ALREADY KNOW YOUR NEXT DESTINATION?
DOWNLOAD YOUR FREE AUDIOGUIDE

Washington Square Park

Washington Square Park (41)

This is one of the most popular parks in southern Manhattan. It is teeming with life at all hours of the day. Its proximity to New York University means it is frequented by intellectuals and nonconformists who meet here to play chess, listen to music, go skating or watch spontaneous street performers, and the number of students sometimes make it look more like a college campus than a public park. But that's the beauty of this park, which is a meeting place and a cultural activity centre.

In early 1600, the Native American village known as Sapokanikan was nearby, and the land in this park belonged to them until mid-1600s, when the Dutch settlers drove them out and used their land to cultivate crops. However, in the end they decided to give this land to the black slaves as a reward for protecting the area from attacks by Native Americans, thus freeing them. But there were conditions: they had to give a portion of the profits to the Dutch East India Company and their children would be born as slaves, rather than free. The contract remained in force from 1643 to 1664. This area was therefore known as "The Land of the Blacks". 

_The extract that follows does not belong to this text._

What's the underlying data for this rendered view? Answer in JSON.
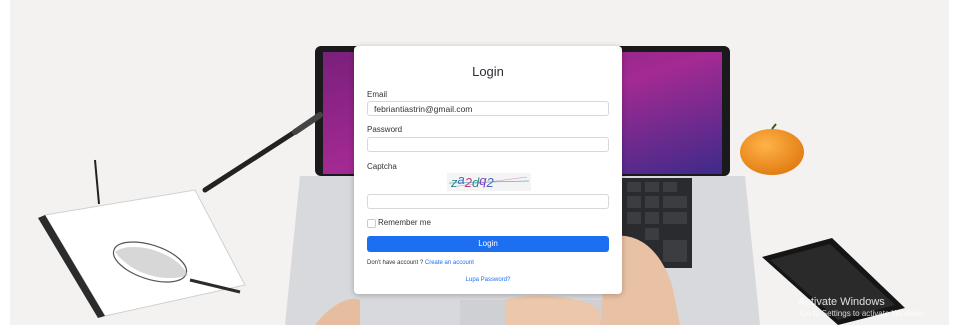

It remained farmland until approximately 1797, when it was decided that it would be used as a cemetery for unknown or indigent people. It was very active during the yellow fever epidemics in the early 19th century, and most of those who died from yellow fever were buried here, safely away from town, as a hygiene and safety measure. 

They say that there may be as many as 20,000 bodies under your feet. Want to know another sinister detail? If you look toward the northwest corner of the park, you will see an old elm that was used to hang criminals during the crowded public executions that took place in the early 19th century.

Fortunately, this all ended in 1825 when the cemetery was closed. This wonderful park was created and now forms the heart of Greenwich Village. It also marks the beginning of Fifth Avenue, probably the most famous street in all of Manhattan.

The park has a large fountain, several play areas for children, groves and gardens, chess and Scrabble areas, benches and picnic tables, areas for dogs to run around and commemorative statues. These include the statue of Garibaldi by Giovanni Turini, which was donated by the Italian community to New York in 1888. However, without doubt, the best-known structure in the park is the triumphal arch located in the north of the park, the Washington Square Arch. Designed by Stanford White and dedicated to George Washington, it was constructed of wood and plaster in 1889 to celebrate the hundredth anniversary of the inauguration of the first president of the United States. Soon after, in 1892, the arch was rebuilt in marble, and in 1916 and 1918 the statues known as Washington at War and Washington at Peace were added, designed by Hermon Atkins MacNeil and Alexander Stirling Calder, respectively.

The arch, which measures about 23 metres, also plays an important role for students at New York University, since they parade under it during their graduation ceremony every year. This is quite a show if you happen to be in the city in late May or early June, when classes finish.

The park has always been a centre of cultural and political movement and a meeting place for many artists and activists. Stanley Kubrick used to play chess at those tables.

And, like many other places in New York, the park and its arch have provided the set for many films. You can see it in When Harry Met Sally, it is destroyed by a tsunami in Deep Impact and it appears in front of Will Smith's house in I Am Legend.

One last thing: if you like neoclassical architecture and decide to stroll along Washington Square North, remember that the painter Edward Hopper lived at number 3. This row of Greek Revival houses dating from between 1829 and 1839 is very well preserved. The oldest building is at number 20. It was built in the Federal-style and has Flemish details, like the way the bricks have been positioned.

So now you know. Almost 40,000 square metres of parkland to enjoy, walk around or perhaps even play chess at one of the famous tables. 

ALL POINTS OF INTEREST

Related posts

Agitado pero no revuelto…

Agitado pero no revuelto…

Leer más
BienVale… asistir a una misa góspel en Nueva York

BienVale… asistir a una misa góspel en Nueva York

Leer más
¿Qué hora es? Son las hipopótamo en punto.

¿Qué hora es? Son las hipopótamo en punto.

Leer más
This website uses cookies to ensure you get the best experience on our website

ACCEPT
+ INFO